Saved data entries
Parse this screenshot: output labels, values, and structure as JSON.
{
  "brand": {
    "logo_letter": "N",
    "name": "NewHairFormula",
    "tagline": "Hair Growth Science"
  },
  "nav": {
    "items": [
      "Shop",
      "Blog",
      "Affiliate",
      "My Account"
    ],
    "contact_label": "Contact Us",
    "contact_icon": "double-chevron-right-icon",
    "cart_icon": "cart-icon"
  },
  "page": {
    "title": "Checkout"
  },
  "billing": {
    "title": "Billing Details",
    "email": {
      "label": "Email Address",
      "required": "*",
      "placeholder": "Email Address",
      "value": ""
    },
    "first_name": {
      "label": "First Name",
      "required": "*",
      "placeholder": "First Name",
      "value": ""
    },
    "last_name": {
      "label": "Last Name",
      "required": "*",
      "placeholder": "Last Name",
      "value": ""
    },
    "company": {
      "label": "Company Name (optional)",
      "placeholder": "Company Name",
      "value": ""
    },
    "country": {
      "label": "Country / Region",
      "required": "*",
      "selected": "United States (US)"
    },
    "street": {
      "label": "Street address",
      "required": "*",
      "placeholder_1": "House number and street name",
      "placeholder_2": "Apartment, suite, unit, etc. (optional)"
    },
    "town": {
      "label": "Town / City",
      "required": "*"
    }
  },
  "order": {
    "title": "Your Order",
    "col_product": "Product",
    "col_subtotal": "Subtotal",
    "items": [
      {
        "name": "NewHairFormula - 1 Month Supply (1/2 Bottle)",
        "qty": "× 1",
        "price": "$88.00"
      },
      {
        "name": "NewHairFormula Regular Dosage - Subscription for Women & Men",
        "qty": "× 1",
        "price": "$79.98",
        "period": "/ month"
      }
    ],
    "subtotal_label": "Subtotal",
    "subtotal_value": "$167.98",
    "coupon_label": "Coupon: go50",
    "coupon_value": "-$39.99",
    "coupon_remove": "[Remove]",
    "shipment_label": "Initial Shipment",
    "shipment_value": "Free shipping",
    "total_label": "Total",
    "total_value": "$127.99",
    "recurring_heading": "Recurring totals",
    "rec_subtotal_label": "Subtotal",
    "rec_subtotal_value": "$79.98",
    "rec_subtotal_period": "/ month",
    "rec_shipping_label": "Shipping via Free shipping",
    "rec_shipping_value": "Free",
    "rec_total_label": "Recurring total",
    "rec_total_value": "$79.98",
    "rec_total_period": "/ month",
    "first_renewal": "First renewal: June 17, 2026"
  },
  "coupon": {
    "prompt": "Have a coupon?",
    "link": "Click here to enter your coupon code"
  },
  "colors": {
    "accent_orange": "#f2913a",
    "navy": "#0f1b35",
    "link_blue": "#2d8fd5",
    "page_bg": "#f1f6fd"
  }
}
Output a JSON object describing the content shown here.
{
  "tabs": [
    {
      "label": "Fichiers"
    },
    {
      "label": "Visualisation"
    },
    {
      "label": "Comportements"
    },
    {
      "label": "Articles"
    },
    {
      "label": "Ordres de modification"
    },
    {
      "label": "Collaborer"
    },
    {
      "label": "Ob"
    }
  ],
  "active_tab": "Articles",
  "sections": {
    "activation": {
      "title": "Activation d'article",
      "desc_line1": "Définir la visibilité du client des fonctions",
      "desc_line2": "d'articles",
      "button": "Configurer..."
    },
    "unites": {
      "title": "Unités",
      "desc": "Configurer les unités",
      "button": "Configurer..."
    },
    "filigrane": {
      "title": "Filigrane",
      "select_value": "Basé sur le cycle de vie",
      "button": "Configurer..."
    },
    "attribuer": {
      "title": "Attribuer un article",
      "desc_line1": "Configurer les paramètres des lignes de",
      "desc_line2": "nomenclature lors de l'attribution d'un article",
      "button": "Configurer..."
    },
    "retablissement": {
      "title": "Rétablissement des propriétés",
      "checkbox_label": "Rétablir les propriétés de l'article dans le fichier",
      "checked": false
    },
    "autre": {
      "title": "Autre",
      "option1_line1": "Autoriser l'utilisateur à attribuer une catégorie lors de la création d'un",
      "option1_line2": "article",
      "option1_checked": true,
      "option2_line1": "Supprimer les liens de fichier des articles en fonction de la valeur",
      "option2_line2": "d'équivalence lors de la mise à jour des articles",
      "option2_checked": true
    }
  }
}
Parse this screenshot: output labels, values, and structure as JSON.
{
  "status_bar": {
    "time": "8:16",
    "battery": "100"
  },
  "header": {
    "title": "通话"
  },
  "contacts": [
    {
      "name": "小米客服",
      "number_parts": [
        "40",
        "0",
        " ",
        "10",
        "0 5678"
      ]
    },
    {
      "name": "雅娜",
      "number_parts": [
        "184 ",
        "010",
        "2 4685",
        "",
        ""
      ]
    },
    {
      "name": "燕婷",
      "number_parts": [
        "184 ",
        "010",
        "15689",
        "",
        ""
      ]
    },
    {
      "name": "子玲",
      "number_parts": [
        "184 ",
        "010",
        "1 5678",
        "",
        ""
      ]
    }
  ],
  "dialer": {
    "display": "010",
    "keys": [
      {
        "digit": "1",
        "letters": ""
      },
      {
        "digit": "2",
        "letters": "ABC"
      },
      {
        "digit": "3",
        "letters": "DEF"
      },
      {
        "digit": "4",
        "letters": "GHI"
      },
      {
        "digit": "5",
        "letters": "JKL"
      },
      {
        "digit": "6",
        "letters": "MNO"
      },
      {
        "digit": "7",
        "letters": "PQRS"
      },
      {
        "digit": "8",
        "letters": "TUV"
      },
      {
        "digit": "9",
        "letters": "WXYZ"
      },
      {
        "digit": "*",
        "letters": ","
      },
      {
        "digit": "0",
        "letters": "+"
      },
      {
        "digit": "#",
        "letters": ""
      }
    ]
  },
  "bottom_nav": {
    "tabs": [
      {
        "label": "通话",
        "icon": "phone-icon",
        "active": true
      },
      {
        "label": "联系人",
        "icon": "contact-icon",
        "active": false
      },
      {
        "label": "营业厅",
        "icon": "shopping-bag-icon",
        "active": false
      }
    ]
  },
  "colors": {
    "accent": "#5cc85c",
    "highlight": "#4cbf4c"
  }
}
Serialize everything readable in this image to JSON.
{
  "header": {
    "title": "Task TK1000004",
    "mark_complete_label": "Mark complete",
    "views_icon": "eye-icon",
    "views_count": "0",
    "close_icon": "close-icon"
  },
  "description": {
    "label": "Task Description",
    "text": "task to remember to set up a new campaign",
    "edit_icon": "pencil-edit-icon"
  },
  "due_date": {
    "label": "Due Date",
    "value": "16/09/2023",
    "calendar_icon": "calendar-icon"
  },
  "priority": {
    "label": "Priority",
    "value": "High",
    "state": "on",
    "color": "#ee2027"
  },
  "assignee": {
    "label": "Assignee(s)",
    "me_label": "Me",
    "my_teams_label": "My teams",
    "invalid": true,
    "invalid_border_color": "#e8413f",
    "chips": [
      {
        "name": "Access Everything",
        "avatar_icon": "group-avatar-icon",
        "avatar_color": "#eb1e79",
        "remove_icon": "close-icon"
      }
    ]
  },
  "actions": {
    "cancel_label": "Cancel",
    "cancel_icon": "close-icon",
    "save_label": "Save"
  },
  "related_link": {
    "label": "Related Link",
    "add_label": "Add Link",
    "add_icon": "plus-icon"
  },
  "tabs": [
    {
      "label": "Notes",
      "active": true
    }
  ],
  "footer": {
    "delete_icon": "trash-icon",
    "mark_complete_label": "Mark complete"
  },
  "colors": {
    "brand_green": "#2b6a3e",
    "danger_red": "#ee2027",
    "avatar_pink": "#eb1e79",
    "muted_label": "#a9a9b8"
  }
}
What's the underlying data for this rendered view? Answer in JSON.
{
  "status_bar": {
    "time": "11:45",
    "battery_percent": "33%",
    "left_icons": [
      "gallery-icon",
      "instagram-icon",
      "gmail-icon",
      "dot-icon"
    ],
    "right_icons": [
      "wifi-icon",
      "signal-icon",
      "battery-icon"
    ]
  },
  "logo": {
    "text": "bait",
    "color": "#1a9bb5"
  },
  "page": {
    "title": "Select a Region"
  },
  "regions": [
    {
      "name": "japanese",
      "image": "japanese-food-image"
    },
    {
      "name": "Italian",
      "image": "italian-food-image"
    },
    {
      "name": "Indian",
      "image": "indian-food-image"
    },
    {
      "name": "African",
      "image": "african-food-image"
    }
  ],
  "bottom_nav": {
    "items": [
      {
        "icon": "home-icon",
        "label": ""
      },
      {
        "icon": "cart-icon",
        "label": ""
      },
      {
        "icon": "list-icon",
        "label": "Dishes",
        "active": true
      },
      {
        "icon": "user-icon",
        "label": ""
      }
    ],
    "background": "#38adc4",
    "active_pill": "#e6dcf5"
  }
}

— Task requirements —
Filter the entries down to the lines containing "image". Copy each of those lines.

— Expected answer —
Serialize everything readable in this image to JSON.
      "image": "japanese-food-image"
      "image": "italian-food-image"
      "image": "indian-food-image"
      "image": "african-food-image"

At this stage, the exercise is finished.